======== Record set ========

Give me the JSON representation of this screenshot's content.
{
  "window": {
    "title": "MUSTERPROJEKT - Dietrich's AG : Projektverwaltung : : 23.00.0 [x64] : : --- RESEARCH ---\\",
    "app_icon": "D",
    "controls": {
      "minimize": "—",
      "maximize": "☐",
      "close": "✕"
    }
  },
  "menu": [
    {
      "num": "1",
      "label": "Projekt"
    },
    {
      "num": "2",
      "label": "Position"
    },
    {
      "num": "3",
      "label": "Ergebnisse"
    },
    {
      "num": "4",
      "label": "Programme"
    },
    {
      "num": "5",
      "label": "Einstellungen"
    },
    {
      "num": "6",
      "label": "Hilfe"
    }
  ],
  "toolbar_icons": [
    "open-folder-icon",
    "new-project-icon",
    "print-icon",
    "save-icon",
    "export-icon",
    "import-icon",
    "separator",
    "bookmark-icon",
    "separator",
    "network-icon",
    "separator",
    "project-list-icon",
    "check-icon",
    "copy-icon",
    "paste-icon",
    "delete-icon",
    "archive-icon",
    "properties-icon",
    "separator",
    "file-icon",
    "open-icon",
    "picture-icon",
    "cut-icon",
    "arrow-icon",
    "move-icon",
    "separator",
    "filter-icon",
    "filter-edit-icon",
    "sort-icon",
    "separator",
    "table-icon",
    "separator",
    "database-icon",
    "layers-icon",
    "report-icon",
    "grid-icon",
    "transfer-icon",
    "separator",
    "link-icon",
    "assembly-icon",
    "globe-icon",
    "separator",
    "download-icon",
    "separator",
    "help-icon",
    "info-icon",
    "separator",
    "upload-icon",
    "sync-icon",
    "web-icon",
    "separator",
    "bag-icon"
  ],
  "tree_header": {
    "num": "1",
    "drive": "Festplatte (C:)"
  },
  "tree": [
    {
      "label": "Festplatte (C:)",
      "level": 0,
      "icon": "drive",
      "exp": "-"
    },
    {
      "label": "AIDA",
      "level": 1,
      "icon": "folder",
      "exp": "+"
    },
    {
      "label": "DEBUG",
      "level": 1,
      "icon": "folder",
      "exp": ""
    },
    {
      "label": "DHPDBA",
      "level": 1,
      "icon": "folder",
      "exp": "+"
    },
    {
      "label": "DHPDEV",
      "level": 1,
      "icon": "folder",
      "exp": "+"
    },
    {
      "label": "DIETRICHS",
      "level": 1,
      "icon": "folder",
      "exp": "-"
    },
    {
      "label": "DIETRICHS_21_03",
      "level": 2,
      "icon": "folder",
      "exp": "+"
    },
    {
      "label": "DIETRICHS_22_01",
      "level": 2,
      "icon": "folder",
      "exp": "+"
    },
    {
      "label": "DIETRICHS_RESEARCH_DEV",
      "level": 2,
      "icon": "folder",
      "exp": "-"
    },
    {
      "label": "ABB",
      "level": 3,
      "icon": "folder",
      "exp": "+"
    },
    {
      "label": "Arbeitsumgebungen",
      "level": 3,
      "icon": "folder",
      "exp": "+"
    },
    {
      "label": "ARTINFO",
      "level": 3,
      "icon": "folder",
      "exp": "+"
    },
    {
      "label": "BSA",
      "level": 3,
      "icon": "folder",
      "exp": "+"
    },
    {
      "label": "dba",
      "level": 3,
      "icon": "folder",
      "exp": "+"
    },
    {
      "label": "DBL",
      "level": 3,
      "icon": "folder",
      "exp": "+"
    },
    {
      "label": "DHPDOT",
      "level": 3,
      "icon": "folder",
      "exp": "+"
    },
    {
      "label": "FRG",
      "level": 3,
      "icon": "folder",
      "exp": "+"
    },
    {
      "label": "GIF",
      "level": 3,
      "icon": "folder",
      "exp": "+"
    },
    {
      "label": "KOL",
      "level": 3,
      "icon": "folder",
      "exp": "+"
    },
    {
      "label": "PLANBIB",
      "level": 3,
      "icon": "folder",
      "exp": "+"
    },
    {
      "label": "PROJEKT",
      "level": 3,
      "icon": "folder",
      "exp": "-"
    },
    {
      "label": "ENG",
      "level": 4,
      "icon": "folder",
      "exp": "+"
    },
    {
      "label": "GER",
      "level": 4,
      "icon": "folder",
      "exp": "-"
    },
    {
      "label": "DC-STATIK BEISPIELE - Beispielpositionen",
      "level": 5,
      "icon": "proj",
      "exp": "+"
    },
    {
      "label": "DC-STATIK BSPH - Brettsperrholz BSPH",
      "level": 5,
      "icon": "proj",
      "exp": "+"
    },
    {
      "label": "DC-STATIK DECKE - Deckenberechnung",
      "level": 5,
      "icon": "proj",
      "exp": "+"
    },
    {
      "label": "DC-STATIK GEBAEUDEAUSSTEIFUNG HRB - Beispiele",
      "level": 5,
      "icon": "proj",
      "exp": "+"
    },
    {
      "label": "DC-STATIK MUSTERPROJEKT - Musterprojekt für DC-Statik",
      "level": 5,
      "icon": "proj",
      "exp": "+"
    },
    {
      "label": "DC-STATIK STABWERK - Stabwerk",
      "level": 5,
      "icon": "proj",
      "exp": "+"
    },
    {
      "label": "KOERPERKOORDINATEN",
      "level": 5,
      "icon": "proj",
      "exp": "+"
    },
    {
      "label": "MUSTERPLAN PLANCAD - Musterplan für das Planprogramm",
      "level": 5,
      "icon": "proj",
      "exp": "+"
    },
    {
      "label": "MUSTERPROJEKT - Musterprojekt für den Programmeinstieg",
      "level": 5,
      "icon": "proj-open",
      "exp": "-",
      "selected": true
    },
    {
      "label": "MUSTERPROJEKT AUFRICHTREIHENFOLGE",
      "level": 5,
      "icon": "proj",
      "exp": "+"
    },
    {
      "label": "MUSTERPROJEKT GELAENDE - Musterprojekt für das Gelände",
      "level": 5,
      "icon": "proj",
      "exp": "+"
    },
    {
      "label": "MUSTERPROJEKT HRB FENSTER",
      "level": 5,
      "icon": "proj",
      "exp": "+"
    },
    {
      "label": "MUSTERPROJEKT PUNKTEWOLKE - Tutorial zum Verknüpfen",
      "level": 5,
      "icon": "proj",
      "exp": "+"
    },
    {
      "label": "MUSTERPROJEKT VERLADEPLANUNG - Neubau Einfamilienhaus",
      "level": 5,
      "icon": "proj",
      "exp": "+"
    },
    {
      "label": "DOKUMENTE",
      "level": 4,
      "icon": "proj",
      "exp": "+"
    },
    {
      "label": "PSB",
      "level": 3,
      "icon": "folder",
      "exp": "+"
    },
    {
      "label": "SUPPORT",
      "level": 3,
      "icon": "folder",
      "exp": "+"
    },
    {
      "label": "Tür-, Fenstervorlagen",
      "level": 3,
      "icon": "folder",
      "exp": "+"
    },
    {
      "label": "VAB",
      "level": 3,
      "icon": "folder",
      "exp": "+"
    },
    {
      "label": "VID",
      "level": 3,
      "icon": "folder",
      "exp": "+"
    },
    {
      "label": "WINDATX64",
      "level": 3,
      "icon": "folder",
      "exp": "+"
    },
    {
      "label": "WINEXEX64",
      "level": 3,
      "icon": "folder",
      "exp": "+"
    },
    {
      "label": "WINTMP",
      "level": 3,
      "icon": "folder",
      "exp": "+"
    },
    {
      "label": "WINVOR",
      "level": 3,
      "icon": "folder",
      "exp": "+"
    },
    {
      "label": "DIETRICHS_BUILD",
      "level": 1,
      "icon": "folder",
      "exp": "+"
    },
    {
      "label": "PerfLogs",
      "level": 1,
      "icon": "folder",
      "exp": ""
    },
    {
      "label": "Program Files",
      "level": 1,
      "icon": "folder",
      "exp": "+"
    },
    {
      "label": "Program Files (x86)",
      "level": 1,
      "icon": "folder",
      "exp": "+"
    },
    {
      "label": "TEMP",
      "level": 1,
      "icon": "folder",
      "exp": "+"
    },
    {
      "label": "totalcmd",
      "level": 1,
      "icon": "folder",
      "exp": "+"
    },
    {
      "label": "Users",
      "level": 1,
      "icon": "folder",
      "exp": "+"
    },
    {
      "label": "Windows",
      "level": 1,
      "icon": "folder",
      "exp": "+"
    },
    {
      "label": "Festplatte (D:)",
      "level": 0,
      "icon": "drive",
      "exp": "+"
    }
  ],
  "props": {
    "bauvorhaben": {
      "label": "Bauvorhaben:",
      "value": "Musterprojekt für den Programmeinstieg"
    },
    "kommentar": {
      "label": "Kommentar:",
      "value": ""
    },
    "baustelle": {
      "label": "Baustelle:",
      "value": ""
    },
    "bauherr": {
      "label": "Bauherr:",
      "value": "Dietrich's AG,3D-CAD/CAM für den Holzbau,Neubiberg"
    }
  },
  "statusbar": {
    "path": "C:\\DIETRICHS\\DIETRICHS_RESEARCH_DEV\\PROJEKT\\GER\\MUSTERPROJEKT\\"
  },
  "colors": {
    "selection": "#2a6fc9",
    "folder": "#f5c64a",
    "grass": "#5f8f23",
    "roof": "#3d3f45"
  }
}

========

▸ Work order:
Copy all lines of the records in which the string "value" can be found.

▸ Exercise answer:
      "value": "Musterprojekt für den Programmeinstieg"
      "value": ""
      "value": ""
      "value": "Dietrich's AG,3D-CAD/CAM für den Holzbau,Neubiberg"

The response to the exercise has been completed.